■ **Data records**:
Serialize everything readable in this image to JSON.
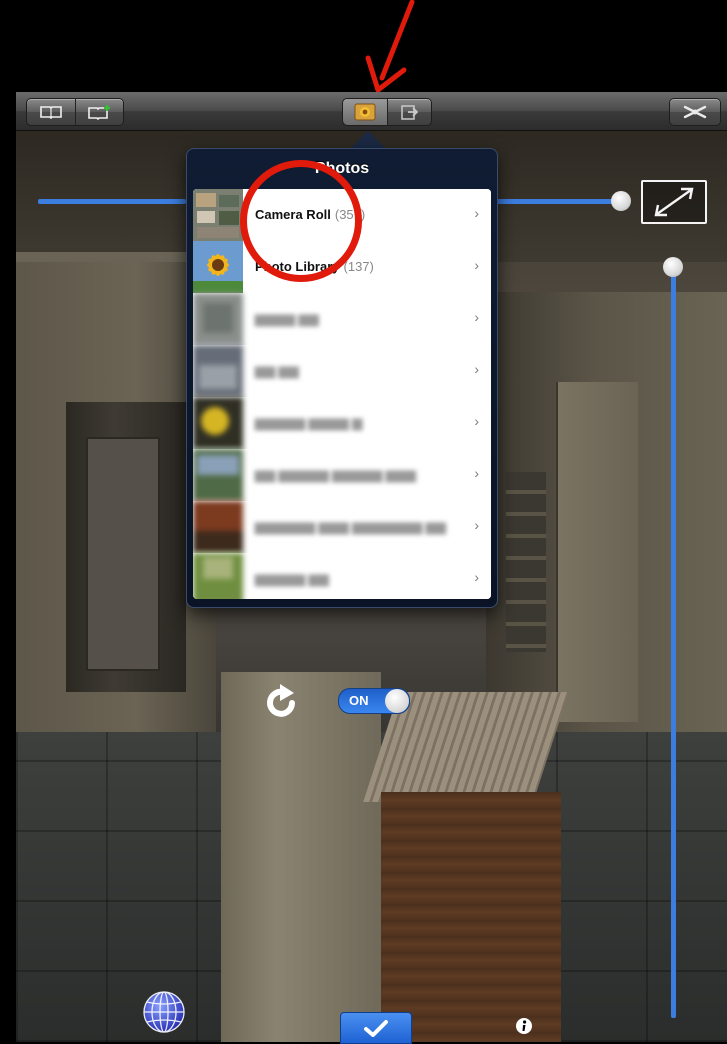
{
  "annotation": {
    "arrow_color": "#e11b0c",
    "circle_color": "#e11b0c"
  },
  "toolbar": {
    "left_segment": [
      "bookmarks-icon",
      "add-bookmark-icon"
    ],
    "middle_segment": [
      "photos-icon",
      "share-icon"
    ],
    "right_button": "tools-icon"
  },
  "popover": {
    "title": "Photos",
    "rows": [
      {
        "label": "Camera Roll",
        "count": "(357)",
        "thumb": "camera-roll-thumb",
        "blurred": false
      },
      {
        "label": "Photo Library",
        "count": "(137)",
        "thumb": "sunflower-thumb",
        "blurred": false
      },
      {
        "label": "",
        "count": "",
        "thumb": "album-thumb",
        "blurred": true
      },
      {
        "label": "",
        "count": "",
        "thumb": "album-thumb",
        "blurred": true
      },
      {
        "label": "",
        "count": "",
        "thumb": "album-thumb",
        "blurred": true
      },
      {
        "label": "",
        "count": "",
        "thumb": "album-thumb",
        "blurred": true
      },
      {
        "label": "",
        "count": "",
        "thumb": "album-thumb",
        "blurred": true
      },
      {
        "label": "",
        "count": "",
        "thumb": "album-thumb",
        "blurred": true
      }
    ],
    "chevron": "›"
  },
  "controls": {
    "toggle_label": "ON",
    "toggle_state": true
  },
  "colors": {
    "accent": "#3c7ee0",
    "toolbar": "#4b4b4b",
    "popover": "#0f1c33"
  }
}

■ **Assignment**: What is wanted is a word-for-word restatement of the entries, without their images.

■ **Output of the exercise**:
Serialize everything readable in this image to JSON.
{
  "annotation": {
    "arrow_color": "#e11b0c",
    "circle_color": "#e11b0c"
  },
  "toolbar": {
    "left_segment": [
      "bookmarks-icon",
      "add-bookmark-icon"
    ],
    "middle_segment": [
      "photos-icon",
      "share-icon"
    ],
    "right_button": "tools-icon"
  },
  "popover": {
    "title": "Photos",
    "rows": [
      {
        "label": "Camera Roll",
        "count": "(357)",
        "thumb": "camera-roll-thumb",
        "blurred": false
      },
      {
        "label": "Photo Library",
        "count": "(137)",
        "thumb": "sunflower-thumb",
        "blurred": false
      },
      {
        "label": "",
        "count": "",
        "thumb": "album-thumb",
        "blurred": true
      },
      {
        "label": "",
        "count": "",
        "thumb": "album-thumb",
        "blurred": true
      },
      {
        "label": "",
        "count": "",
        "thumb": "album-thumb",
        "blurred": true
      },
      {
        "label": "",
        "count": "",
        "thumb": "album-thumb",
        "blurred": true
      },
      {
        "label": "",
        "count": "",
        "thumb": "album-thumb",
        "blurred": true
      },
      {
        "label": "",
        "count": "",
        "thumb": "album-thumb",
        "blurred": true
      }
    ],
    "chevron": "›"
  },
  "controls": {
    "toggle_label": "ON",
    "toggle_state": true
  },
  "colors": {
    "accent": "#3c7ee0",
    "toolbar": "#4b4b4b",
    "popover": "#0f1c33"
  }
}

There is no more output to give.